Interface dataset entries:
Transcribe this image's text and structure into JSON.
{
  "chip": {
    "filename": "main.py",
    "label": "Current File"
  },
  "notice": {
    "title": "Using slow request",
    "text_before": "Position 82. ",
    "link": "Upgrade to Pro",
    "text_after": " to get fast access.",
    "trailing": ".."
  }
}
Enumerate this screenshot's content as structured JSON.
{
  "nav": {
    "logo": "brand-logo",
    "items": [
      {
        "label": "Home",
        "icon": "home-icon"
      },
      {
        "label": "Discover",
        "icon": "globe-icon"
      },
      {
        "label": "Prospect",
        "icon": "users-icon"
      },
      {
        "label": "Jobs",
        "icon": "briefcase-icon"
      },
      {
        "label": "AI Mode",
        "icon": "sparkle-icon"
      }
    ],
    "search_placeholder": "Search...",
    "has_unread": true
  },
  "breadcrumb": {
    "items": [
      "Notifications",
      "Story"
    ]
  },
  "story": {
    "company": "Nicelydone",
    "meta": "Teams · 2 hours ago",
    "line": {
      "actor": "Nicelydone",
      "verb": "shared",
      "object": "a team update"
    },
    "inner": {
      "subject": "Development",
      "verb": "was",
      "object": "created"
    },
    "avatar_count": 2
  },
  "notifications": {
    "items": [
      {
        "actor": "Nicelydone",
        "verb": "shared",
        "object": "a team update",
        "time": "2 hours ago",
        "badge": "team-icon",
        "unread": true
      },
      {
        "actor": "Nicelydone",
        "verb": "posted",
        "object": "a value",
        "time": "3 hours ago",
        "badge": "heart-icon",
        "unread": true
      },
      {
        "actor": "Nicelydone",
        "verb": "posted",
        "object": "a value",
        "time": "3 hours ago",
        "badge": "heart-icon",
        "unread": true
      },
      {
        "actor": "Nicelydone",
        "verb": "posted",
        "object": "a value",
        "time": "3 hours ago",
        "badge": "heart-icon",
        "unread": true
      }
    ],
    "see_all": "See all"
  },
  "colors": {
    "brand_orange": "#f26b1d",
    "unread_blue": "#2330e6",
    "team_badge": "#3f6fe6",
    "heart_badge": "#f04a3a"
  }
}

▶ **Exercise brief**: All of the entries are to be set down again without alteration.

▶ **Response area**:
Transcribe this image's text and structure into JSON.
{
  "chip": {
    "filename": "main.py",
    "label": "Current File"
  },
  "notice": {
    "title": "Using slow request",
    "text_before": "Position 82. ",
    "link": "Upgrade to Pro",
    "text_after": " to get fast access.",
    "trailing": ".."
  }
}
Enumerate this screenshot's content as structured JSON.
{
  "nav": {
    "logo": "brand-logo",
    "items": [
      {
        "label": "Home",
        "icon": "home-icon"
      },
      {
        "label": "Discover",
        "icon": "globe-icon"
      },
      {
        "label": "Prospect",
        "icon": "users-icon"
      },
      {
        "label": "Jobs",
        "icon": "briefcase-icon"
      },
      {
        "label": "AI Mode",
        "icon": "sparkle-icon"
      }
    ],
    "search_placeholder": "Search...",
    "has_unread": true
  },
  "breadcrumb": {
    "items": [
      "Notifications",
      "Story"
    ]
  },
  "story": {
    "company": "Nicelydone",
    "meta": "Teams · 2 hours ago",
    "line": {
      "actor": "Nicelydone",
      "verb": "shared",
      "object": "a team update"
    },
    "inner": {
      "subject": "Development",
      "verb": "was",
      "object": "created"
    },
    "avatar_count": 2
  },
  "notifications": {
    "items": [
      {
        "actor": "Nicelydone",
        "verb": "shared",
        "object": "a team update",
        "time": "2 hours ago",
        "badge": "team-icon",
        "unread": true
      },
      {
        "actor": "Nicelydone",
        "verb": "posted",
        "object": "a value",
        "time": "3 hours ago",
        "badge": "heart-icon",
        "unread": true
      },
      {
        "actor": "Nicelydone",
        "verb": "posted",
        "object": "a value",
        "time": "3 hours ago",
        "badge": "heart-icon",
        "unread": true
      },
      {
        "actor": "Nicelydone",
        "verb": "posted",
        "object": "a value",
        "time": "3 hours ago",
        "badge": "heart-icon",
        "unread": true
      }
    ],
    "see_all": "See all"
  },
  "colors": {
    "brand_orange": "#f26b1d",
    "unread_blue": "#2330e6",
    "team_badge": "#3f6fe6",
    "heart_badge": "#f04a3a"
  }
}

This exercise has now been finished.